I spent Memorial Day weekend at home with my family, alternating between a little relaxing and a lot of spring cleaning. We didn’t get that burst of summer weather that we sometimes do in New England, so weekend travel was less tempting. Also, our governor has adopted a “safer at home” stance due to coronavirus, so it was better to stay put. I was sorry to break with our tradition of marking the beginning of summer by going somewhere. It made me sad, especially after the months of being cooped up. But I didn’t want to waste this precious time lamenting what could have been. Summer, my favorite season, is too hard won here in New England. So I decided to try to make the best of it.
Here’s what I found.
As I cleared books and papers out of my home office, I read through some old journal entries and looked at the things I’ve held onto from meaningful moments in the past. In so doing, I found myself experiencing a different kind of travel. It was almost like time travel, going back 15 or 20 years to my younger self. I read about the challenges I was facing then, and the big questions I had. Challenges like trying to figure out how I was going to meet the demands of my executive level job while trying to spend some time with my twins who were toddlers at the time, and how much I agonized over requesting a flexible schedule so that I could do that. Questions like whether I was going to make enough of a difference professionally by the time I turned forty. (I wrote that entry when I was 38, and had no idea that I’d be asked the next year to take the job at the Health Connector where I’d be working on what would become the national model for health reform!)
What was fascinating about this trip down memory lane is that I was able to gain some of the benefits I usually get from actual travel without even leaving my home. My spring cleaning gave me the time and space to gain some needed perspective. I live in a coronavirus hotspot region where there will be no large gatherings this summer, and there will be lots of masking and social distancing, along with the threat of losing any freedoms we gain if our infection numbers get worse. It’s a lot to digest. I’m trying to adjust to this “new normal,” and it’s not easy.

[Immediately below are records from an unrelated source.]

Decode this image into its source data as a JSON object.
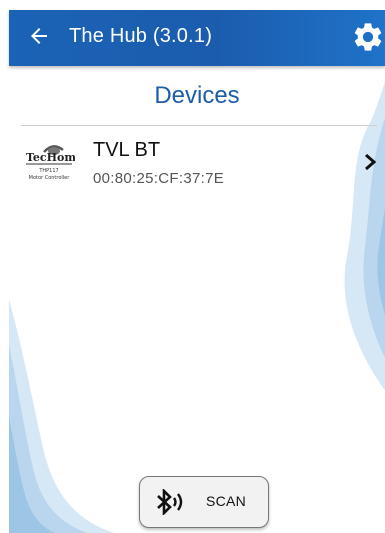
{
  "app_bar": {
    "title": "The Hub (3.0.1)",
    "back_icon": "arrow-left",
    "settings_icon": "gear",
    "color": "#1b5cad"
  },
  "main": {
    "section_title": "Devices",
    "devices": [
      {
        "name": "TVL BT",
        "mac": "00:80:25:CF:37:7E",
        "logo": {
          "brand": "TecHome",
          "model": "THP117",
          "caption": "Motor Controller"
        }
      }
    ]
  },
  "scan_button": {
    "label": "SCAN",
    "icon": "bluetooth-searching"
  },
  "colors": {
    "title_text": "#1c5ca8",
    "wave": "#b9d6ee"
  }
}
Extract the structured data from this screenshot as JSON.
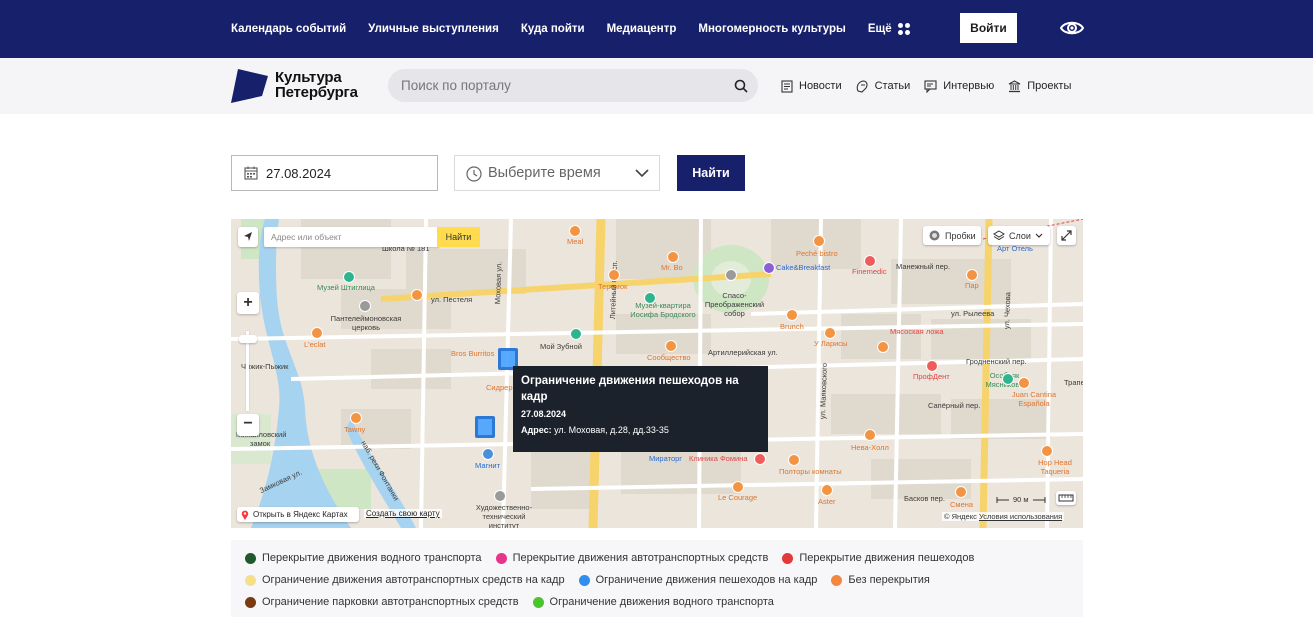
{
  "topnav": {
    "items": [
      "Календарь событий",
      "Уличные выступления",
      "Куда пойти",
      "Медиацентр",
      "Многомерность культуры"
    ],
    "more_label": "Ещё",
    "login_label": "Войти"
  },
  "header": {
    "logo_line1": "Культура",
    "logo_line2": "Петербурга",
    "search_placeholder": "Поиск по порталу",
    "links": [
      {
        "label": "Новости",
        "icon": "newspaper-icon"
      },
      {
        "label": "Статьи",
        "icon": "article-icon"
      },
      {
        "label": "Интервью",
        "icon": "interview-icon"
      },
      {
        "label": "Проекты",
        "icon": "museum-icon"
      }
    ]
  },
  "filters": {
    "date_value": "27.08.2024",
    "time_placeholder": "Выберите время",
    "find_label": "Найти"
  },
  "map": {
    "address_placeholder": "Адрес или объект",
    "address_find_label": "Найти",
    "zoom_in": "+",
    "zoom_out": "−",
    "traffic_label": "Пробки",
    "layers_label": "Слои",
    "open_yandex_label": "Открыть в Яндекс Картах",
    "create_map_label": "Создать свою карту",
    "copyright_prefix": "© Яндекс",
    "terms_label": "Условия использования",
    "scale_label": "90 м",
    "labels": [
      "Школа № 181",
      "Meal",
      "Mr. Bo",
      "Cake&Breakfast",
      "Peché bistro",
      "Finemedic",
      "Манежный пер.",
      "Арт Отель",
      "Пар",
      "Музей Штиглица",
      "ул. Пестеля",
      "Теремок",
      "Спасо-Преображенский собор",
      "Музей-квартира Иосифа Бродского",
      "Пантелеймоновская церковь",
      "L'eclat",
      "Brunch",
      "Мясоская ложа",
      "ул. Рылеева",
      "Моховая ул.",
      "Мой Зубной",
      "Сообщество",
      "Артиллерийская ул.",
      "У Ларисы",
      "Гродненский пер.",
      "Bros Burritos",
      "Сидрерия",
      "ПрофДент",
      "Особняк Мясникова",
      "Чижик-Пыжик",
      "Juan Cantina Española",
      "Сапёрный пер.",
      "Tawny",
      "Михайловский замок",
      "наб. реки Фонтанки",
      "Нева-Холл",
      "Магнит",
      "Мираторг",
      "Клиника Фомина",
      "Hop Head Taqueria",
      "Полторы комнаты",
      "Le Courage",
      "Aster",
      "Басков пер.",
      "Смена",
      "Художественно-технический институт",
      "Замковая ул.",
      "Литейный просп.",
      "ул. Маяковского",
      "ул. Чехова",
      "Трапеза"
    ]
  },
  "tooltip": {
    "title": "Ограничение движения пешеходов на кадр",
    "date": "27.08.2024",
    "address_label": "Адрес:",
    "address_value": "ул. Моховая, д.28, дд.33-35"
  },
  "legend": [
    [
      {
        "label": "Перекрытие движения водного транспорта",
        "color": "#1f5a2c"
      },
      {
        "label": "Перекрытие движения автотранспортных средств",
        "color": "#e5368c"
      },
      {
        "label": "Перекрытие движения пешеходов",
        "color": "#e23a3a"
      }
    ],
    [
      {
        "label": "Ограничение движения автотранспортных средств на кадр",
        "color": "#f5df8a"
      },
      {
        "label": "Ограничение движения пешеходов на кадр",
        "color": "#2f8ef0"
      },
      {
        "label": "Без перекрытия",
        "color": "#f4873f"
      }
    ],
    [
      {
        "label": "Ограничение парковки автотранспортных средств",
        "color": "#7a3a12"
      },
      {
        "label": "Ограничение движения водного транспорта",
        "color": "#4cc52c"
      }
    ]
  ],
  "colors": {
    "brand_navy": "#17206b",
    "map_marker": "#4aa3ff",
    "tooltip_bg": "#1b222c"
  }
}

What I read and thought about during my spring cleaning is inspiring me to stay strong and keep going. I was able to reflect on where I’ve been, relive some good times and recognize the healing that’s happened from the hard times. It reminds me that we don’t always know what lies ahead, and that there can be unexpected delights, even when times are hard. As I look to a long, “safer at home” summer, I plan to keep this perspective. Whether it’s reading, journaling, or finally making some photo albums, I plan to find more ways to “travel” by staying put. It’s all part of the inner journey. And I’ve certainly got lots more spring cleaning to do! If that gives me the time and space to remember more details and reflect on my journey so far, that’s all good. It is how I will build up the strength to be ready for whatever comes next.